SAN PABLO, Calif. -- Say this about the five-man secondary from Fresno (Calif.) Central High School on display Sunday at the Nike Football Training Camp: They had style.
From Johnny Johnson's black tights and white skullcap to L.J. Moore's orange gloves, coach Tony Perry's defensive backs stood out -- and for more than just their choices in clothing.
Perry, a longtime defensive backs coach in northern California, has assembled an all-star group, led by Moore, a cornerback, and safety Hatari Byrd. They're both seniors next season, and the duo has assembled offers from Arizona State Cal, Georgia, Notre Dame, Oklahoma, UCLA and Washington between them.
UCLA, Notre Dame, Cal and Oklahoma have also offered corner Michiah Quick, a 2014 prospect who will come off the bench next season for Perry after Johnson, a transfer, sits the first two games.
Johnson left San Joaquin (Calif.) Memorial for the chance to play with Byrd, Moore, Quick and rising junior Devon Brewer, a safety offered by Houston and UNLV.
Johnson holds offers from USC, UCLA, Stanford, Oklahoma, Notre Dame, Cal and others.
"I've had some pretty good groups," Perry said. "Every one of them has a goal. With these guys, they're all shooting to get to the top, so they push each other. They all want to be the main guy."
Perry, entering his third year at Central, coached previously at Edison High School in Fresno and at College of the Sequoias in Visalia, Calif., where he said he produced 10 Division-I defensive backs in two seasons.
His success at placing players in college breeds more success.
"He makes us go out there and grind every day," Byrd said. "But it's worth it. Hard work pays off."
Somehow, they all get along well, too.
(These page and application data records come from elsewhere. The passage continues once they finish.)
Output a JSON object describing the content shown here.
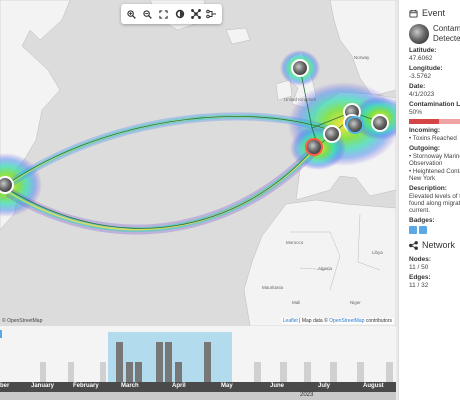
{
  "map": {
    "toolbar": [
      "zoom-in",
      "zoom-out",
      "fit",
      "theme",
      "network",
      "filter"
    ],
    "labels": {
      "uk": "United Kingdom",
      "norway": "Norway",
      "algeria": "Algeria",
      "morocco": "Morocco",
      "mali": "Mali",
      "niger": "Niger",
      "libya": "Libya",
      "mauritania": "Mauritania"
    },
    "attribution_left": "© OpenStreetMap",
    "attribution_leaflet": "Leaflet",
    "attribution_sep": " | Map data © ",
    "attribution_osm": "OpenStreetMap",
    "attribution_end": " contributors",
    "colors": {
      "heat_outer": "#7b4fd6",
      "heat_mid": "#38d9b6",
      "heat_inner": "#ffe53b",
      "edge": "#2a6f3a"
    }
  },
  "panel": {
    "header": "Event",
    "title": "Contamination Detected",
    "latitude_label": "Latitude:",
    "latitude": "47.6062",
    "longitude_label": "Longitude:",
    "longitude": "-3.5762",
    "date_label": "Date:",
    "date": "4/1/2023",
    "contamination_label": "Contamination Level:",
    "contamination": "50%",
    "contamination_fraction": 0.5,
    "incoming_label": "Incoming:",
    "incoming": [
      "Toxins Reached"
    ],
    "outgoing_label": "Outgoing:",
    "outgoing": [
      "Stornoway Marine Observation",
      "Heightened Contamination New York"
    ],
    "description_label": "Description:",
    "description": "Elevated levels of toxins found along migration current.",
    "badges_label": "Badges:",
    "network_header": "Network",
    "nodes_label": "Nodes:",
    "nodes": "11 / 50",
    "edges_label": "Edges:",
    "edges": "11 / 32"
  },
  "timeline": {
    "months": [
      "ber",
      "January",
      "February",
      "March",
      "April",
      "May",
      "June",
      "July",
      "August"
    ],
    "year": "2023"
  }
}
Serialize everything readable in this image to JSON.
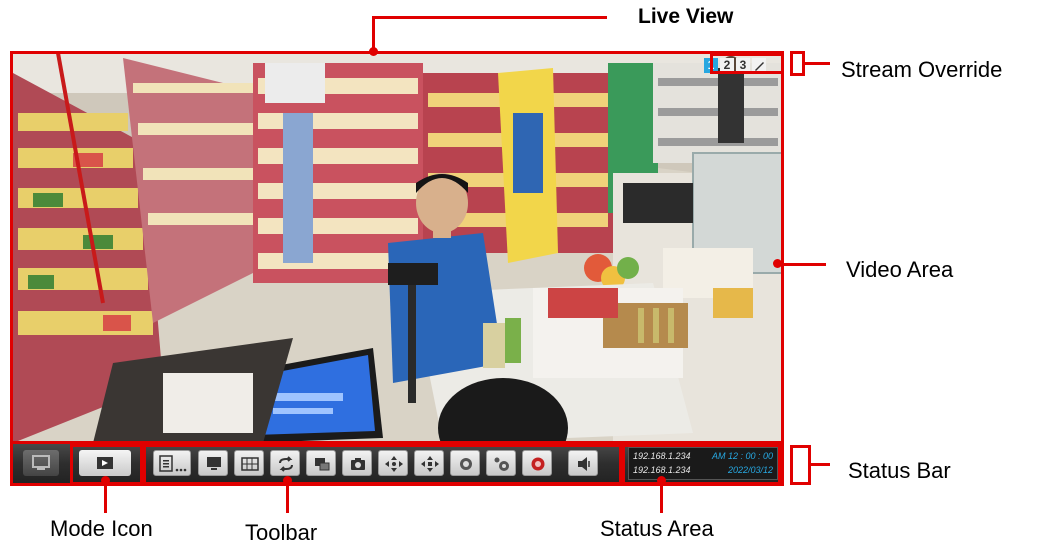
{
  "callouts": {
    "live_view": "Live View",
    "stream_override": "Stream Override",
    "video_area": "Video Area",
    "status_bar": "Status Bar",
    "mode_icon": "Mode Icon",
    "toolbar": "Toolbar",
    "status_area": "Status Area"
  },
  "stream_override": {
    "buttons": [
      "1",
      "2",
      "3"
    ]
  },
  "status_area": {
    "ip_1": "192.168.1.234",
    "ip_2": "192.168.1.234",
    "time": "AM 12 : 00 : 00",
    "date": "2022/03/12"
  },
  "toolbar_icons": [
    "menu-icon",
    "monitor-icon",
    "grid-layout-icon",
    "cycle-icon",
    "pip-icon",
    "snapshot-icon",
    "ptz-icon",
    "ptz-move-icon",
    "record-icon",
    "zoom-record-icon",
    "event-record-icon",
    "speaker-icon"
  ],
  "colors": {
    "annotation": "#e00000",
    "accent_cyan": "#27a7e0",
    "toolbar_bg": "#2e2e2e"
  }
}
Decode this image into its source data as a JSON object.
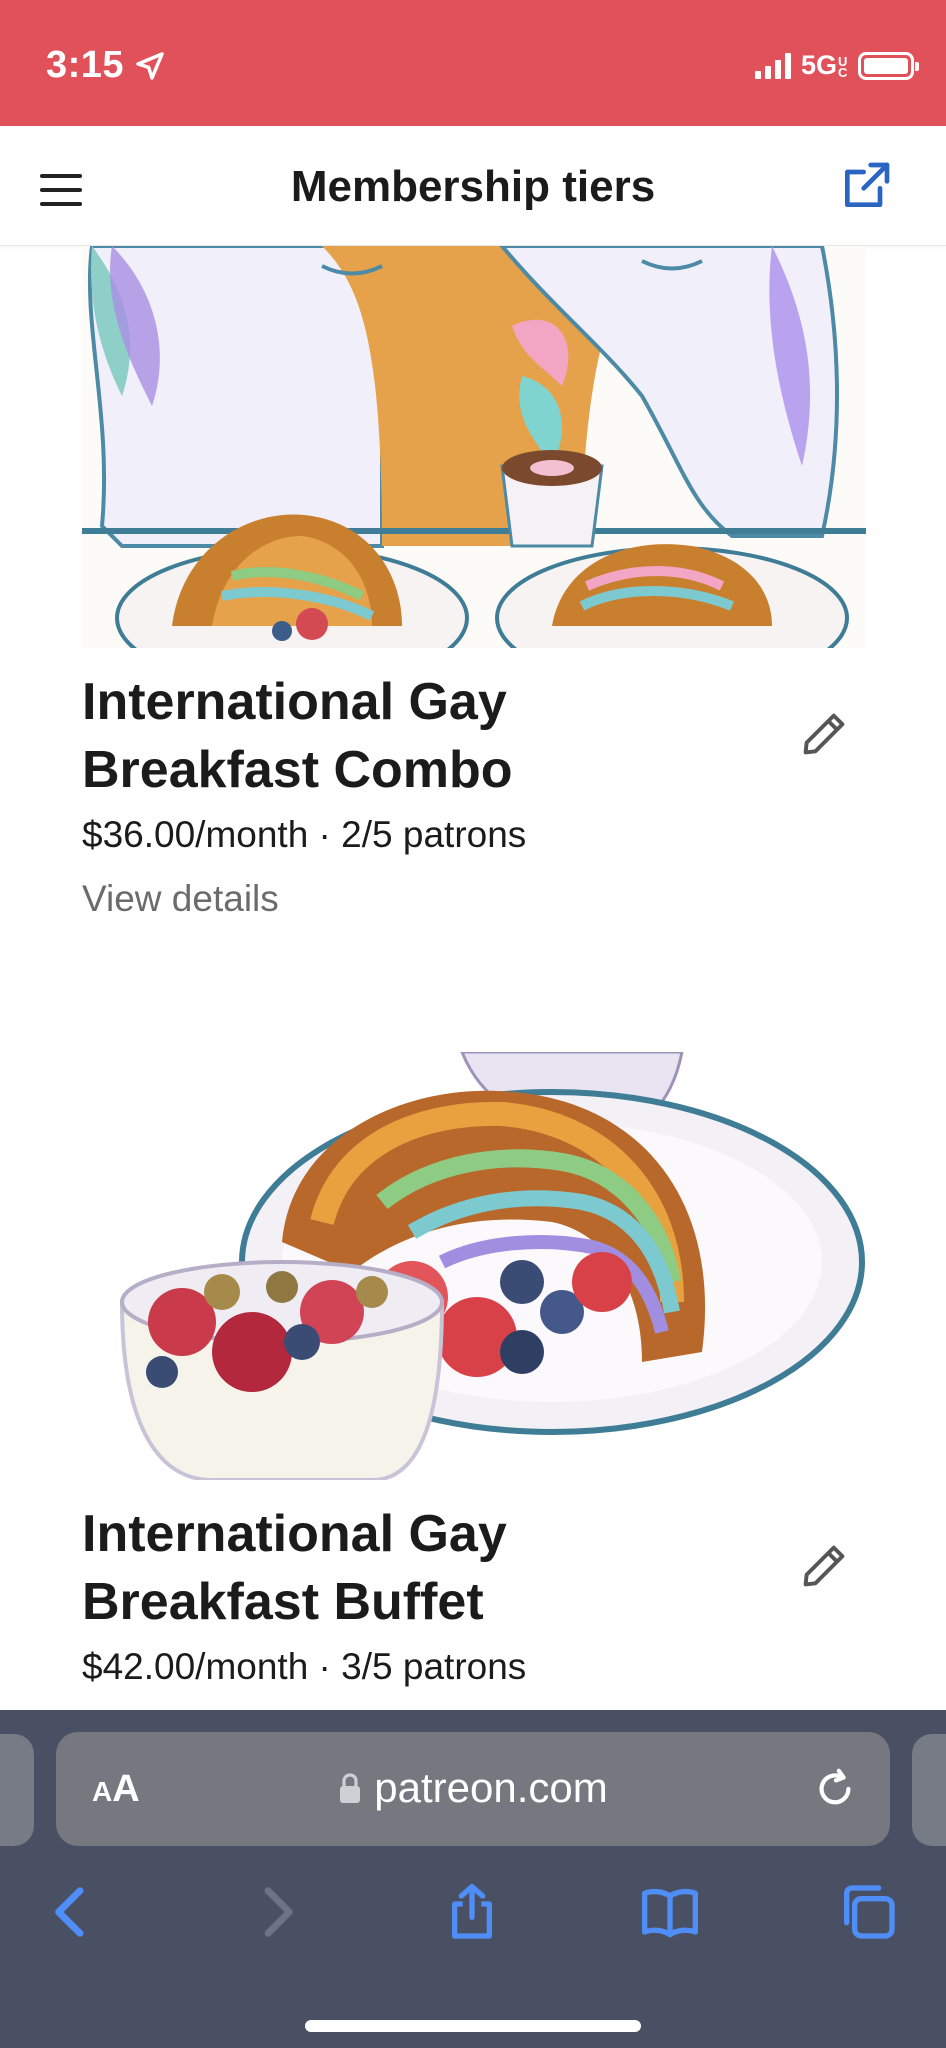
{
  "status_bar": {
    "time": "3:15",
    "network": "5G",
    "network_suffix": "UC",
    "background_color": "#e0515a"
  },
  "header": {
    "title": "Membership tiers",
    "menu_icon": "hamburger-menu-icon",
    "action_icon": "external-link-icon"
  },
  "tiers": [
    {
      "name": "International Gay Breakfast Combo",
      "name_line1": "International Gay",
      "name_line2": "Breakfast Combo",
      "meta": "$36.00/month · 2/5 patrons",
      "price": "$36.00/month",
      "patrons": "2/5 patrons",
      "details_link": "View details",
      "edit_icon": "pencil-icon"
    },
    {
      "name": "International Gay Breakfast Buffet",
      "name_line1": "International Gay",
      "name_line2": "Breakfast Buffet",
      "meta": "$42.00/month · 3/5 patrons",
      "price": "$42.00/month",
      "patrons": "3/5 patrons",
      "edit_icon": "pencil-icon"
    }
  ],
  "browser": {
    "aa_label_small": "A",
    "aa_label_big": "A",
    "url": "patreon.com",
    "background_color": "#4a5064",
    "accent_color": "#4f8ef7"
  }
}
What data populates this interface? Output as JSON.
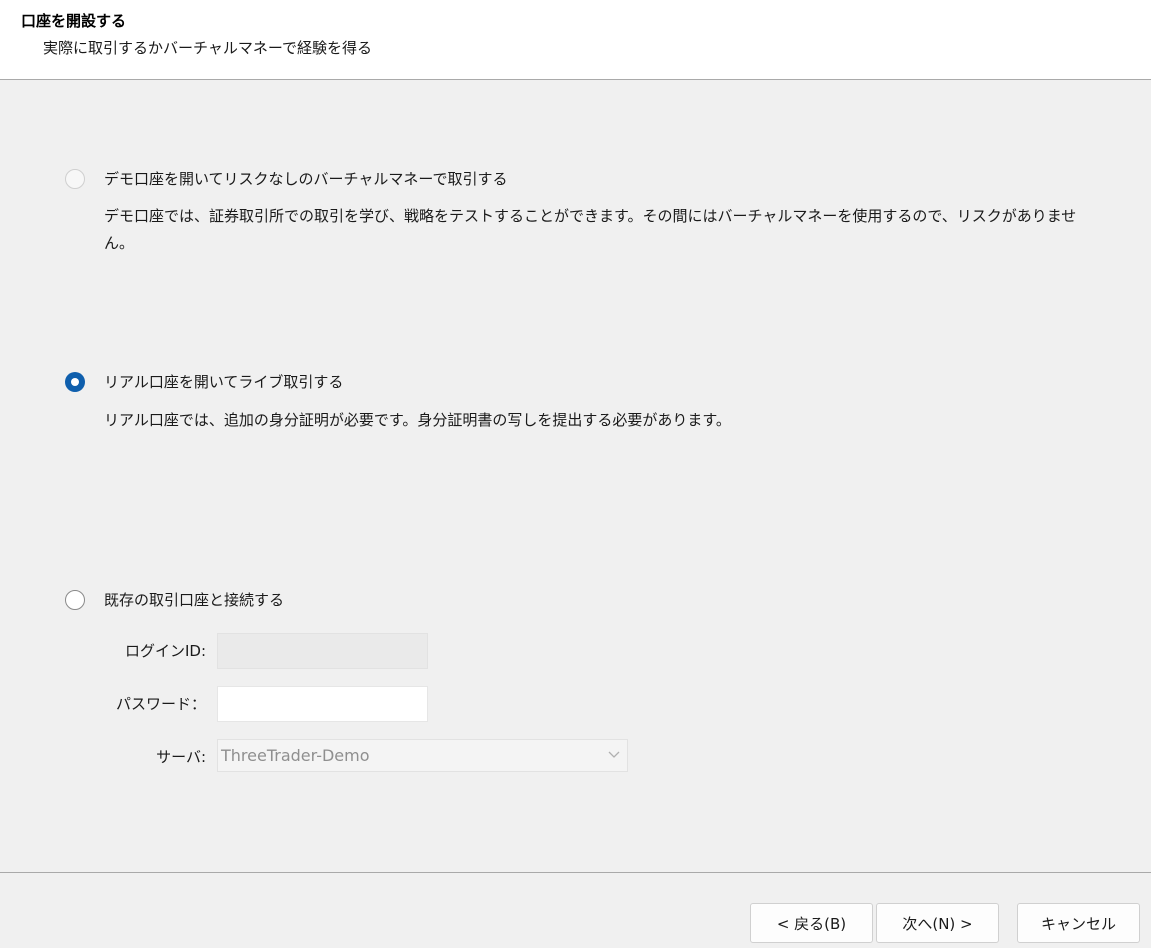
{
  "header": {
    "title": "口座を開設する",
    "subtitle": "実際に取引するかバーチャルマネーで経験を得る"
  },
  "options": [
    {
      "label": "デモ口座を開いてリスクなしのバーチャルマネーで取引する",
      "description": "デモ口座では、証券取引所での取引を学び、戦略をテストすることができます。その間にはバーチャルマネーを使用するので、リスクがありません。",
      "selected": false
    },
    {
      "label": "リアル口座を開いてライブ取引する",
      "description": "リアル口座では、追加の身分証明が必要です。身分証明書の写しを提出する必要があります。",
      "selected": true
    },
    {
      "label": "既存の取引口座と接続する",
      "selected": false
    }
  ],
  "existing_account": {
    "login_label": "ログインID:",
    "login_value": "",
    "password_label": "パスワード：",
    "password_value": "",
    "server_label": "サーバ:",
    "server_value": "ThreeTrader-Demo"
  },
  "footer": {
    "back_label": "< 戻る(B)",
    "next_label": "次へ(N) >",
    "cancel_label": "キャンセル"
  },
  "colors": {
    "accent": "#0f5fad",
    "header_bg": "#ffffff",
    "body_bg": "#f0f0f0"
  }
}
The Central players encouraged each other Sunday at the NFTC. Johnson, Byrd, Moore and Brewer worked with Perry and the defensive backs. Quick ran with the receivers, alongside teammate Rasean Jones, whose SPARQ-index score Sunday ranked as the highest among about 300 players.
"It's fun," Moore said. "We challenge each other, go out and make each other better."
Moore said he grew up with Johnson and also knew Quick, whose cousin is Byrd.
When they describe each other as family, these guys are serious.
"I learn from them, and they learn from me, too, when I'm on the other side of the ball," Quick said. "It's a pretty good deal. We communicate and talk all the time we're on the field. We never stop talking. We talk about what we're doing right, what we're not, what we need to learn."
As for the quarterback who stares into that secondary, trouble likely awaits.
"We want to scare him," Brewer said, "make him run the ball. If they put it in the air, we're going to go get it. You know that person next to you is going to do a great job."
According to Perry, new Central coach Justin Garza, who came this year from Fresno Sunnyside, has instilled an attitude at the school that demands teamwork and unity.
The secondary should rank as the least of Garza's concerns.
"A lot of kids with offers like that, they let it get to their heads," Perry said. "Not this group. It's easy with these guys."